(Data items)
--- START ---

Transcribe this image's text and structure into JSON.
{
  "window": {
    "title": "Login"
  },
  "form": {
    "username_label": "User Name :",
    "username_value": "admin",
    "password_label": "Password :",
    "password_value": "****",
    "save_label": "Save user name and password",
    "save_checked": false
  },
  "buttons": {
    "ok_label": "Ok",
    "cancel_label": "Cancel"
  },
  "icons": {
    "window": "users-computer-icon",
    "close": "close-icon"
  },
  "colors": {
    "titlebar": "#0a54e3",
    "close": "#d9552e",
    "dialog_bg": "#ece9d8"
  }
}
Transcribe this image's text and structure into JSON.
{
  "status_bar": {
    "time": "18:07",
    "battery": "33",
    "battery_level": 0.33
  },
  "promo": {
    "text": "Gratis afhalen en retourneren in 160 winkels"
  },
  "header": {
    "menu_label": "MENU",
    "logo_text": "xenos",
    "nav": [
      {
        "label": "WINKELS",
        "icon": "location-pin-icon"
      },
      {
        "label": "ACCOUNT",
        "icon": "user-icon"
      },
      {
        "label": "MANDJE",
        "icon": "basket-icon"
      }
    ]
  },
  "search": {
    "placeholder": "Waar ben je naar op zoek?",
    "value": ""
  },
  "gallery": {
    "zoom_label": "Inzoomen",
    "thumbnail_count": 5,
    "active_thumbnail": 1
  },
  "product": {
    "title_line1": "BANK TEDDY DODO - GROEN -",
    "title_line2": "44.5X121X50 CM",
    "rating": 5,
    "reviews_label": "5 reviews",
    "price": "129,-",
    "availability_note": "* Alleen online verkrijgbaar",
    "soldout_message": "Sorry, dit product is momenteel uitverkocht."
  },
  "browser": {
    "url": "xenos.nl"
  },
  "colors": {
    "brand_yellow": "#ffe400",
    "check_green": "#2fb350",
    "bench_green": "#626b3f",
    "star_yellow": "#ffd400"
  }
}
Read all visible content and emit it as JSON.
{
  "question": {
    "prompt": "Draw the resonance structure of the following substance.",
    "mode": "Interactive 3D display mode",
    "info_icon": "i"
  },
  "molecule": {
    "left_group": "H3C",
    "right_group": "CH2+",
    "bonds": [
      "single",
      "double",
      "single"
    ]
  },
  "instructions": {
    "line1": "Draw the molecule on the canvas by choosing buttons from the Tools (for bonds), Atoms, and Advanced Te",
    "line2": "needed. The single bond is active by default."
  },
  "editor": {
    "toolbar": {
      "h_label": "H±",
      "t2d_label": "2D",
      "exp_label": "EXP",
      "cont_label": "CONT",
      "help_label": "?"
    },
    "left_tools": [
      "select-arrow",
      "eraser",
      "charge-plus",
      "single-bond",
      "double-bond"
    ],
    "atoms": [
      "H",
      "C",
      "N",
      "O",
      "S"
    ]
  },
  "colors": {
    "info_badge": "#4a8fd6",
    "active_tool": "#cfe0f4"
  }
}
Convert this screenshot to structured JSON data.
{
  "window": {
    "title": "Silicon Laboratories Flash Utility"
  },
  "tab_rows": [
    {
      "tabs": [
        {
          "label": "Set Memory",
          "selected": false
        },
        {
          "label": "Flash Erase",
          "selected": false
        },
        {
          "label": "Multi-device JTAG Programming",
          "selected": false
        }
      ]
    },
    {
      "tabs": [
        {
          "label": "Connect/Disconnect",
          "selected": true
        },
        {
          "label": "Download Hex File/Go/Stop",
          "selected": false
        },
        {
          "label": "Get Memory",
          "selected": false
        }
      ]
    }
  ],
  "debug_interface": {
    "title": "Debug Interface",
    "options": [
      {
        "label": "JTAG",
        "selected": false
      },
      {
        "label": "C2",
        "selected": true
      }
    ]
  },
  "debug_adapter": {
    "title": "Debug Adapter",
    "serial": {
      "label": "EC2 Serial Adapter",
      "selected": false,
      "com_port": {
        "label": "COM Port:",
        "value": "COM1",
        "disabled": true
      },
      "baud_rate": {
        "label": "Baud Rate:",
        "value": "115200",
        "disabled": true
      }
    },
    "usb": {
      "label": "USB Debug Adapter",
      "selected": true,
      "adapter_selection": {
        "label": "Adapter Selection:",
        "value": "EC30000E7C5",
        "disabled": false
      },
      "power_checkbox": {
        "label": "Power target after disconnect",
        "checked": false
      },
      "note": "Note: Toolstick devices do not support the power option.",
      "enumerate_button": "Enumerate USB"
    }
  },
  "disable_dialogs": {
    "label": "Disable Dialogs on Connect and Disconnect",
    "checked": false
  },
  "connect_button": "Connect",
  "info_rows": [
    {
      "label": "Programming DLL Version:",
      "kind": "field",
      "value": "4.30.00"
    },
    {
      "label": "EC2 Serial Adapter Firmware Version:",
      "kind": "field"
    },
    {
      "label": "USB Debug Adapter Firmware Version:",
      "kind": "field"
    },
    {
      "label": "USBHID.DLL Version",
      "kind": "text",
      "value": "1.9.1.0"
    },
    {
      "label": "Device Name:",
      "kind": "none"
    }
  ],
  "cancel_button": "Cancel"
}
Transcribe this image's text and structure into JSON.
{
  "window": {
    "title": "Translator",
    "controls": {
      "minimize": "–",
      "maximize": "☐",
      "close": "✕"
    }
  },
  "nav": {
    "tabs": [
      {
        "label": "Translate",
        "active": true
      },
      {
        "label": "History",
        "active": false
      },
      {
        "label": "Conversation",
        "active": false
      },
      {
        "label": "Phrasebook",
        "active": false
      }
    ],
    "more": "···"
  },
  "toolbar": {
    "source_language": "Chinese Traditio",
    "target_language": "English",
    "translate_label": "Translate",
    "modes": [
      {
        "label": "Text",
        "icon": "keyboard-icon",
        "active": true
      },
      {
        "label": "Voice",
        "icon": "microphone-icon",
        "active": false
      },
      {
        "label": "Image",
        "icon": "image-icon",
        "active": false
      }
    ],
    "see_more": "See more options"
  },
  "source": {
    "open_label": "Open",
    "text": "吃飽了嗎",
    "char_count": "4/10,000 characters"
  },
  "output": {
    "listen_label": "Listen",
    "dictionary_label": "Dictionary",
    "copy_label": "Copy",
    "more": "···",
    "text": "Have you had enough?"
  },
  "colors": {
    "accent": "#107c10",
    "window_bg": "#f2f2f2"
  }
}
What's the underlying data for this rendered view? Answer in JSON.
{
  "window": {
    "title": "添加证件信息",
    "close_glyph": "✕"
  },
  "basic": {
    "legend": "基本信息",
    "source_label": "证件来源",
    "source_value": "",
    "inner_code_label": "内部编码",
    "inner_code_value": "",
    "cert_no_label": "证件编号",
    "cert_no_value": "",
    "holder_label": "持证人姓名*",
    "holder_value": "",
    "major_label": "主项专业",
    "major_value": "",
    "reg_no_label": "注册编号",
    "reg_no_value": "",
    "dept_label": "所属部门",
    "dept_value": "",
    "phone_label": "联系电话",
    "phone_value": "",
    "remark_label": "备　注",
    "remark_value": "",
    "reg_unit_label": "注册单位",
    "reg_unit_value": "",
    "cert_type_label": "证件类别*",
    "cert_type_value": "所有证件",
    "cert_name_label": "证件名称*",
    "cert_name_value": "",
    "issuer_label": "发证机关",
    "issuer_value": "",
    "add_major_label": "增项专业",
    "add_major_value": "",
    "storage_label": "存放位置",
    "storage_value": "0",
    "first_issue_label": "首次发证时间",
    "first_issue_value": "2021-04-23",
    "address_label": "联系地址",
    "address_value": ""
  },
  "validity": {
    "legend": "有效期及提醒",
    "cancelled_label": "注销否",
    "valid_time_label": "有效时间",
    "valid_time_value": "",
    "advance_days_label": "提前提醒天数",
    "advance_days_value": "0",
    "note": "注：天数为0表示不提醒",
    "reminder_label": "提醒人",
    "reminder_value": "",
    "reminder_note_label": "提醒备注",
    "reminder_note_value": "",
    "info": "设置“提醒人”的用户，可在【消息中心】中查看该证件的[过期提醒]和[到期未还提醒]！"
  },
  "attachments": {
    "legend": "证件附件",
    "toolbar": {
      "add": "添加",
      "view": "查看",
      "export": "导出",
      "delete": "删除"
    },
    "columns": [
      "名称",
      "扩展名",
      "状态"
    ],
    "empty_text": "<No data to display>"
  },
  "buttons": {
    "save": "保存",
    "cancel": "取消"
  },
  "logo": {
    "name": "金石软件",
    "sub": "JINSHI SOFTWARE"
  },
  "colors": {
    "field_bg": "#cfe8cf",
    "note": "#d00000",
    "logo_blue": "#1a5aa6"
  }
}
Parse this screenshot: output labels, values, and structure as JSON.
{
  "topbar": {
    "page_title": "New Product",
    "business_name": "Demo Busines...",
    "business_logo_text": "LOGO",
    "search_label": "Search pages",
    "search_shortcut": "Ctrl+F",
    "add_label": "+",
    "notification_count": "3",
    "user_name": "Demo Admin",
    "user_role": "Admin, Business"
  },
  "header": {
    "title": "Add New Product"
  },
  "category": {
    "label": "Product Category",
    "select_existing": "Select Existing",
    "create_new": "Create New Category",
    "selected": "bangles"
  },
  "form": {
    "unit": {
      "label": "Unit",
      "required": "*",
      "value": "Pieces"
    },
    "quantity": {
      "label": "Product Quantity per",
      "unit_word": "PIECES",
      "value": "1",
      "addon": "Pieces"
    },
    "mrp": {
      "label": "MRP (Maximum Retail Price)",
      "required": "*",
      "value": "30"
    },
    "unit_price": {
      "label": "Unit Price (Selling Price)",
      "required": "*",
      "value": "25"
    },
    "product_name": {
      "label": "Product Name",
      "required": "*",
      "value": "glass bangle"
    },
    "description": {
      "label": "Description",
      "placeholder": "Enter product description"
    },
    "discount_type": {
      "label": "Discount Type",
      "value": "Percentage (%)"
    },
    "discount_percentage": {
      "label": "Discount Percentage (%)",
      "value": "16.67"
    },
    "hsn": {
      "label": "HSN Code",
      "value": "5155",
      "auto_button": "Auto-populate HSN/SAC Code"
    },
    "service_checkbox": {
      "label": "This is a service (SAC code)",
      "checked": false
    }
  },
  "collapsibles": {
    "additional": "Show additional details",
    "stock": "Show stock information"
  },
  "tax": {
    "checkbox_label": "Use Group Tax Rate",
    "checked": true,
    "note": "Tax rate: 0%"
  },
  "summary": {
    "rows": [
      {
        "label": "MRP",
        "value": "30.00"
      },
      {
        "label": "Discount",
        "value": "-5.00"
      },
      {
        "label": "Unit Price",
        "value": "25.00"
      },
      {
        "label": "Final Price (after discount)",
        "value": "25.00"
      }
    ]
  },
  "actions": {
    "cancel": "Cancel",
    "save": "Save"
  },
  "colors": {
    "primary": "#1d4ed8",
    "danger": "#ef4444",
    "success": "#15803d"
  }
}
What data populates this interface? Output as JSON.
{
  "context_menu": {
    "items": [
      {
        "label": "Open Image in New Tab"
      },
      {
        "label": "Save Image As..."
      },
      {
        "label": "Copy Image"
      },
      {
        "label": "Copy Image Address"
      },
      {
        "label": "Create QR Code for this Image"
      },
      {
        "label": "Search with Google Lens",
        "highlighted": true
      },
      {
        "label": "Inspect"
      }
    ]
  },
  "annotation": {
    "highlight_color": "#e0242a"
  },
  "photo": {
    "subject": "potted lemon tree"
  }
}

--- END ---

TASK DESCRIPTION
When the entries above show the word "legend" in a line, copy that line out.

RESULT OF THIS TASK
    "legend": "基本信息",
    "legend": "有效期及提醒",
    "legend": "证件附件",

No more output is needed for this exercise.